For losing companies, there are sometimes strong reasons to protest.
The government in recent years has been awarding more contracts known as task orders that create a pool of contenders for work that could last for years. These contract vehicles raise the stakes, because if a company isn't part of them, it could be shut out of a program for an extended time period, Plexico said.
There are still plenty of reasons not to protest, including the cost and time required to pursue one.
Though successful protesters are generally reimbursed by the agency -- as recommended by the GAO -- losing ones are not.
"I guess it's all relative," said William L. Walsh Jr., a government contracting attorney at law firm Venable. "If there's success at the end, a legal bill for $100,000 or $200,000 may not break the bank, but on the other hand, it's a lot of money for a small or medium-sized company to spend, particularly if the protest is deemed unsuccessful."
Additionally, companies are often concerned protests could hurt their relationships with government agencies.
"The main reason that companies are reluctant and hesitant to do it is you're potentially messing up your relationship with that particular customer," Plexico said. But there can be safety in numbers if multiple contractors protest, he added.

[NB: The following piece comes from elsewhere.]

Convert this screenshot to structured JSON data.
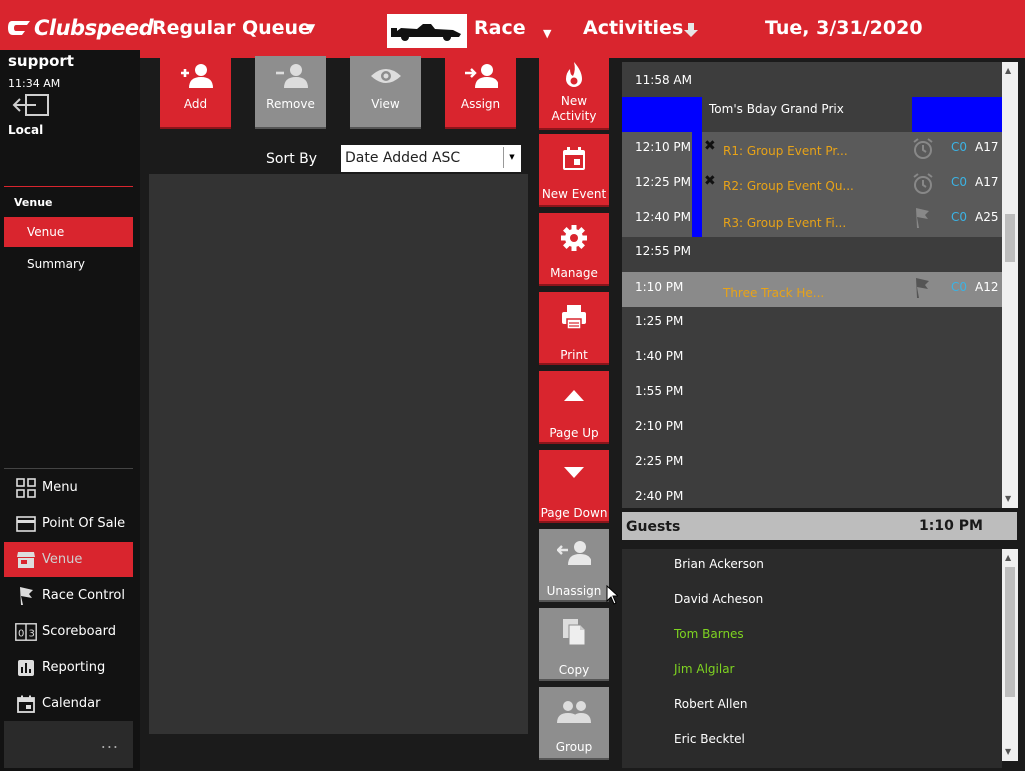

In Oshkosh's case, Hove said he didn't think the protest hurt the company's reputation -- perhaps demonstrated by the fact that it received two major awards not long after.

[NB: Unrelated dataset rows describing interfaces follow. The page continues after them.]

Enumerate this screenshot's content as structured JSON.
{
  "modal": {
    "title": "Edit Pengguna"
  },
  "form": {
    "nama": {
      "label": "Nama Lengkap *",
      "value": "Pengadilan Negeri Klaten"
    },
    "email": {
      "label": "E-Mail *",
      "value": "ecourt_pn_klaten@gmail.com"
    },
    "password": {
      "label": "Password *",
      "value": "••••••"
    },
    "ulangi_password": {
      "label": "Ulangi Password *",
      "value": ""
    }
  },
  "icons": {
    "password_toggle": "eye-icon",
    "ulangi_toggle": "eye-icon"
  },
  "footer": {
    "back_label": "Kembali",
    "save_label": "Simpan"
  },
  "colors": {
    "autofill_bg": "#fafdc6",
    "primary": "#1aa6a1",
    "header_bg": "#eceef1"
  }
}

"I don't think necessarily you get penalized by protesting. You may get penalized by how you conduct yourself during the protest, but that's a different thing."
Allen said companies need to take a serious look at the best-case result of a protest. The GAO almost never directs an award to the losing bidder; an upheld protest generally means the competition will be reevaluated or reopened. For instance, BAE Systems and Navistar won their protests in the Army's medium tactical vehicle competition, but -- after reevaluating -- the Army once again awarded the contract to competitor Oshkosh.
"Very often, you win the battle but still lose the war," Allen said.
Linda Hudson, who leads BAE Systems' U.S. operations, said the company doesn't regret filing the protest but that it damaged some of the firm's relationships with the government.
"They're not irreparable, but they're strained, and we're doing our very best to fix that and move beyond the protest," she said.
Also, Walsh said protests at times prevent company officials from focusing on the rest of their businesses.
"It's an intense process, so it can be distracting to top management," he said. "It's a big decision for a company to make, even the large ones."
Companies also need to be prepared for additional scrutiny, Allen said. "You need to make sure that your own house is clean," he said.
With protests unlikely to ebb any time soon, Plexico said there's a new understanding that they are now "part of the playing field."
And not everyone agrees that's a bad thing. Marcia G. Madsen, a partner at Mayer Brown and the former chair of a congressionally mandated panel that reviewed the federal procurement system from 2005 to 2007, said the number of protests is relatively low considering the billions of federal dollars spent annually. Additionally, she contended the process provides important civil oversight for the spending process, delivering much-needed transparency.
Though the system delays programs, there is no clear alternative, said Michael R. Golden, now an attorney with Pepper Hamilton's government contracts practice. Golden was previously the GAO's managing associate general counsel for procurement law and spent more than 30 years at the agency.
"It's an independent, impartial process," he said.
After finding himself on both sides of the issue, Hove agrees.
"Bottom line is, we really don't have qualms against the basic process as it's laid out," he said.